**Exercise objective:**
With no edits of any kind, print each record that follows.

[Data entries]
---+---

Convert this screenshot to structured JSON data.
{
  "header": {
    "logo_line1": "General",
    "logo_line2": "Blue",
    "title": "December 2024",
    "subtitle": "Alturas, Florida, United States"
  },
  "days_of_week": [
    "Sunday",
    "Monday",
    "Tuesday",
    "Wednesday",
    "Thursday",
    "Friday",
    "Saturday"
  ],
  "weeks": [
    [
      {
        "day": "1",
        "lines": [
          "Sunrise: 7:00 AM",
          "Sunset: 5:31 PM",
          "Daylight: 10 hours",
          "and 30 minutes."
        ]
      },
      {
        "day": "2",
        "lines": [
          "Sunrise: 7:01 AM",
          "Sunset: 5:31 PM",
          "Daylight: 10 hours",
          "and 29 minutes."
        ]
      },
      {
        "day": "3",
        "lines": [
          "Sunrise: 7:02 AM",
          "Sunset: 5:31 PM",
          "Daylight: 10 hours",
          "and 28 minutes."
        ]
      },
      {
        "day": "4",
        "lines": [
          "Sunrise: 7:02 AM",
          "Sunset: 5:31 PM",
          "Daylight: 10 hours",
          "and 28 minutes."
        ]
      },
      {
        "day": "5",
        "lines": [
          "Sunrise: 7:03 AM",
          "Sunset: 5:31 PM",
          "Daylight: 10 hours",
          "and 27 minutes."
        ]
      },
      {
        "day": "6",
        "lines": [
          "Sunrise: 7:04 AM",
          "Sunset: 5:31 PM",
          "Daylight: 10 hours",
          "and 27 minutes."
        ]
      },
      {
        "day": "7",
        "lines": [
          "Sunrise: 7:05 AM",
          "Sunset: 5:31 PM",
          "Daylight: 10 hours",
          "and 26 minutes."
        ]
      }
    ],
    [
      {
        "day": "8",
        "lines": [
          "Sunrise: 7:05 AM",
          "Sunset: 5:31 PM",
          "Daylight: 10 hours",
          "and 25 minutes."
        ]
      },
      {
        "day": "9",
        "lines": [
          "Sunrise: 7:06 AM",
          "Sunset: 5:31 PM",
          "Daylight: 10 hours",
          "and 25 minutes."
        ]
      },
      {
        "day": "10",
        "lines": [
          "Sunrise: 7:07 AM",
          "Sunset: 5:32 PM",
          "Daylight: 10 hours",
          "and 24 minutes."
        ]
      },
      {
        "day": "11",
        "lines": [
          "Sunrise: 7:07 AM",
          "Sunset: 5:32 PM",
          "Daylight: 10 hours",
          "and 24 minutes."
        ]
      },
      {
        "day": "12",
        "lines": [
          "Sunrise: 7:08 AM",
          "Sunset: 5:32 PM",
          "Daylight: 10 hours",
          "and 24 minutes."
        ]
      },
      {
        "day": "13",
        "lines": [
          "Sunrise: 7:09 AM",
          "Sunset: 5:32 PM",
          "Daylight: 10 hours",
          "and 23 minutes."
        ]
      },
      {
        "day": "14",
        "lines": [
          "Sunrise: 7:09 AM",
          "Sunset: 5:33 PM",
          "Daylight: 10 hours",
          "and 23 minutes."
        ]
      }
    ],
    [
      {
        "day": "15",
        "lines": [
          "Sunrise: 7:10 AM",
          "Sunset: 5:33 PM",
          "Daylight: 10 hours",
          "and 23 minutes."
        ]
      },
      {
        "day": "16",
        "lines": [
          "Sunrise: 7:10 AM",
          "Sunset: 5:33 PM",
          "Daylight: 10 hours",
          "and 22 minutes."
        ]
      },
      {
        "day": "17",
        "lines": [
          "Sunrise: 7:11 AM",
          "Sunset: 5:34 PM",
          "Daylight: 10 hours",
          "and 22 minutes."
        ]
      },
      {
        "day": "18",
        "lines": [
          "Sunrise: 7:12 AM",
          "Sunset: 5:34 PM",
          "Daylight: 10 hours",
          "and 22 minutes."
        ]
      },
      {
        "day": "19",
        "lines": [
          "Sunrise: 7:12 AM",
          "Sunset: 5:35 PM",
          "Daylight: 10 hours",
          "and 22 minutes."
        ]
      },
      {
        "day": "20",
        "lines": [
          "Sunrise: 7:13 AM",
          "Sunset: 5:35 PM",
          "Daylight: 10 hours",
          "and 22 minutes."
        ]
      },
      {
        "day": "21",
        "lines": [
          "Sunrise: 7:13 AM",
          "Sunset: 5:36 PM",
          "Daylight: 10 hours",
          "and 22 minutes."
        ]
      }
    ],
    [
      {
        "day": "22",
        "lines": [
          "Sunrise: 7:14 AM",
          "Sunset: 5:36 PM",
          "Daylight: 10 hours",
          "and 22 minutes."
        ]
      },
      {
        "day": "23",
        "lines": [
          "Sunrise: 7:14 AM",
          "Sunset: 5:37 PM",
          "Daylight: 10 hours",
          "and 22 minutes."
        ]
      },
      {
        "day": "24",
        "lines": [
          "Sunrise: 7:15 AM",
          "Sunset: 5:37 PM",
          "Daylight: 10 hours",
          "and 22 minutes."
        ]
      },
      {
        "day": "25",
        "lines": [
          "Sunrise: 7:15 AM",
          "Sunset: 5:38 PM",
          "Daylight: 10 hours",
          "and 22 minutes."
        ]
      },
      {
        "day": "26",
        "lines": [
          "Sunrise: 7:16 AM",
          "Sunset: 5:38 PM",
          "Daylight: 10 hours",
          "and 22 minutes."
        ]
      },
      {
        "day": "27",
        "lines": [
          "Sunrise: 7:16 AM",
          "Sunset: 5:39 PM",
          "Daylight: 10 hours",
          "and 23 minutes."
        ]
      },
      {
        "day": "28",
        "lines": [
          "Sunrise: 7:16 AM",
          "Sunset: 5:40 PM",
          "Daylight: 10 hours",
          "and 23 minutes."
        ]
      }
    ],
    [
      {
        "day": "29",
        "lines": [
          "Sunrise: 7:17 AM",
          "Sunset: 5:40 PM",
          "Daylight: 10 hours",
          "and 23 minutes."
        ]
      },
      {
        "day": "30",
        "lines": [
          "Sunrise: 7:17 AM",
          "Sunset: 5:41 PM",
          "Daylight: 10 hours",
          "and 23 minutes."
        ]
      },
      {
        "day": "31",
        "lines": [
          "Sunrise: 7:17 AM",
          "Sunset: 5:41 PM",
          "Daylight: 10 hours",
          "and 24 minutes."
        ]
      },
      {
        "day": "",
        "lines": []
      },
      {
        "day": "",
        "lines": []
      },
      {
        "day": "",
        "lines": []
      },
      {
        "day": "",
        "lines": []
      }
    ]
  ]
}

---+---

**Solution for this problem:**
Convert this screenshot to structured JSON data.
{
  "header": {
    "logo_line1": "General",
    "logo_line2": "Blue",
    "title": "December 2024",
    "subtitle": "Alturas, Florida, United States"
  },
  "days_of_week": [
    "Sunday",
    "Monday",
    "Tuesday",
    "Wednesday",
    "Thursday",
    "Friday",
    "Saturday"
  ],
  "weeks": [
    [
      {
        "day": "1",
        "lines": [
          "Sunrise: 7:00 AM",
          "Sunset: 5:31 PM",
          "Daylight: 10 hours",
          "and 30 minutes."
        ]
      },
      {
        "day": "2",
        "lines": [
          "Sunrise: 7:01 AM",
          "Sunset: 5:31 PM",
          "Daylight: 10 hours",
          "and 29 minutes."
        ]
      },
      {
        "day": "3",
        "lines": [
          "Sunrise: 7:02 AM",
          "Sunset: 5:31 PM",
          "Daylight: 10 hours",
          "and 28 minutes."
        ]
      },
      {
        "day": "4",
        "lines": [
          "Sunrise: 7:02 AM",
          "Sunset: 5:31 PM",
          "Daylight: 10 hours",
          "and 28 minutes."
        ]
      },
      {
        "day": "5",
        "lines": [
          "Sunrise: 7:03 AM",
          "Sunset: 5:31 PM",
          "Daylight: 10 hours",
          "and 27 minutes."
        ]
      },
      {
        "day": "6",
        "lines": [
          "Sunrise: 7:04 AM",
          "Sunset: 5:31 PM",
          "Daylight: 10 hours",
          "and 27 minutes."
        ]
      },
      {
        "day": "7",
        "lines": [
          "Sunrise: 7:05 AM",
          "Sunset: 5:31 PM",
          "Daylight: 10 hours",
          "and 26 minutes."
        ]
      }
    ],
    [
      {
        "day": "8",
        "lines": [
          "Sunrise: 7:05 AM",
          "Sunset: 5:31 PM",
          "Daylight: 10 hours",
          "and 25 minutes."
        ]
      },
      {
        "day": "9",
        "lines": [
          "Sunrise: 7:06 AM",
          "Sunset: 5:31 PM",
          "Daylight: 10 hours",
          "and 25 minutes."
        ]
      },
      {
        "day": "10",
        "lines": [
          "Sunrise: 7:07 AM",
          "Sunset: 5:32 PM",
          "Daylight: 10 hours",
          "and 24 minutes."
        ]
      },
      {
        "day": "11",
        "lines": [
          "Sunrise: 7:07 AM",
          "Sunset: 5:32 PM",
          "Daylight: 10 hours",
          "and 24 minutes."
        ]
      },
      {
        "day": "12",
        "lines": [
          "Sunrise: 7:08 AM",
          "Sunset: 5:32 PM",
          "Daylight: 10 hours",
          "and 24 minutes."
        ]
      },
      {
        "day": "13",
        "lines": [
          "Sunrise: 7:09 AM",
          "Sunset: 5:32 PM",
          "Daylight: 10 hours",
          "and 23 minutes."
        ]
      },
      {
        "day": "14",
        "lines": [
          "Sunrise: 7:09 AM",
          "Sunset: 5:33 PM",
          "Daylight: 10 hours",
          "and 23 minutes."
        ]
      }
    ],
    [
      {
        "day": "15",
        "lines": [
          "Sunrise: 7:10 AM",
          "Sunset: 5:33 PM",
          "Daylight: 10 hours",
          "and 23 minutes."
        ]
      },
      {
        "day": "16",
        "lines": [
          "Sunrise: 7:10 AM",
          "Sunset: 5:33 PM",
          "Daylight: 10 hours",
          "and 22 minutes."
        ]
      },
      {
        "day": "17",
        "lines": [
          "Sunrise: 7:11 AM",
          "Sunset: 5:34 PM",
          "Daylight: 10 hours",
          "and 22 minutes."
        ]
      },
      {
        "day": "18",
        "lines": [
          "Sunrise: 7:12 AM",
          "Sunset: 5:34 PM",
          "Daylight: 10 hours",
          "and 22 minutes."
        ]
      },
      {
        "day": "19",
        "lines": [
          "Sunrise: 7:12 AM",
          "Sunset: 5:35 PM",
          "Daylight: 10 hours",
          "and 22 minutes."
        ]
      },
      {
        "day": "20",
        "lines": [
          "Sunrise: 7:13 AM",
          "Sunset: 5:35 PM",
          "Daylight: 10 hours",
          "and 22 minutes."
        ]
      },
      {
        "day": "21",
        "lines": [
          "Sunrise: 7:13 AM",
          "Sunset: 5:36 PM",
          "Daylight: 10 hours",
          "and 22 minutes."
        ]
      }
    ],
    [
      {
        "day": "22",
        "lines": [
          "Sunrise: 7:14 AM",
          "Sunset: 5:36 PM",
          "Daylight: 10 hours",
          "and 22 minutes."
        ]
      },
      {
        "day": "23",
        "lines": [
          "Sunrise: 7:14 AM",
          "Sunset: 5:37 PM",
          "Daylight: 10 hours",
          "and 22 minutes."
        ]
      },
      {
        "day": "24",
        "lines": [
          "Sunrise: 7:15 AM",
          "Sunset: 5:37 PM",
          "Daylight: 10 hours",
          "and 22 minutes."
        ]
      },
      {
        "day": "25",
        "lines": [
          "Sunrise: 7:15 AM",
          "Sunset: 5:38 PM",
          "Daylight: 10 hours",
          "and 22 minutes."
        ]
      },
      {
        "day": "26",
        "lines": [
          "Sunrise: 7:16 AM",
          "Sunset: 5:38 PM",
          "Daylight: 10 hours",
          "and 22 minutes."
        ]
      },
      {
        "day": "27",
        "lines": [
          "Sunrise: 7:16 AM",
          "Sunset: 5:39 PM",
          "Daylight: 10 hours",
          "and 23 minutes."
        ]
      },
      {
        "day": "28",
        "lines": [
          "Sunrise: 7:16 AM",
          "Sunset: 5:40 PM",
          "Daylight: 10 hours",
          "and 23 minutes."
        ]
      }
    ],
    [
      {
        "day": "29",
        "lines": [
          "Sunrise: 7:17 AM",
          "Sunset: 5:40 PM",
          "Daylight: 10 hours",
          "and 23 minutes."
        ]
      },
      {
        "day": "30",
        "lines": [
          "Sunrise: 7:17 AM",
          "Sunset: 5:41 PM",
          "Daylight: 10 hours",
          "and 23 minutes."
        ]
      },
      {
        "day": "31",
        "lines": [
          "Sunrise: 7:17 AM",
          "Sunset: 5:41 PM",
          "Daylight: 10 hours",
          "and 24 minutes."
        ]
      },
      {
        "day": "",
        "lines": []
      },
      {
        "day": "",
        "lines": []
      },
      {
        "day": "",
        "lines": []
      },
      {
        "day": "",
        "lines": []
      }
    ]
  ]
}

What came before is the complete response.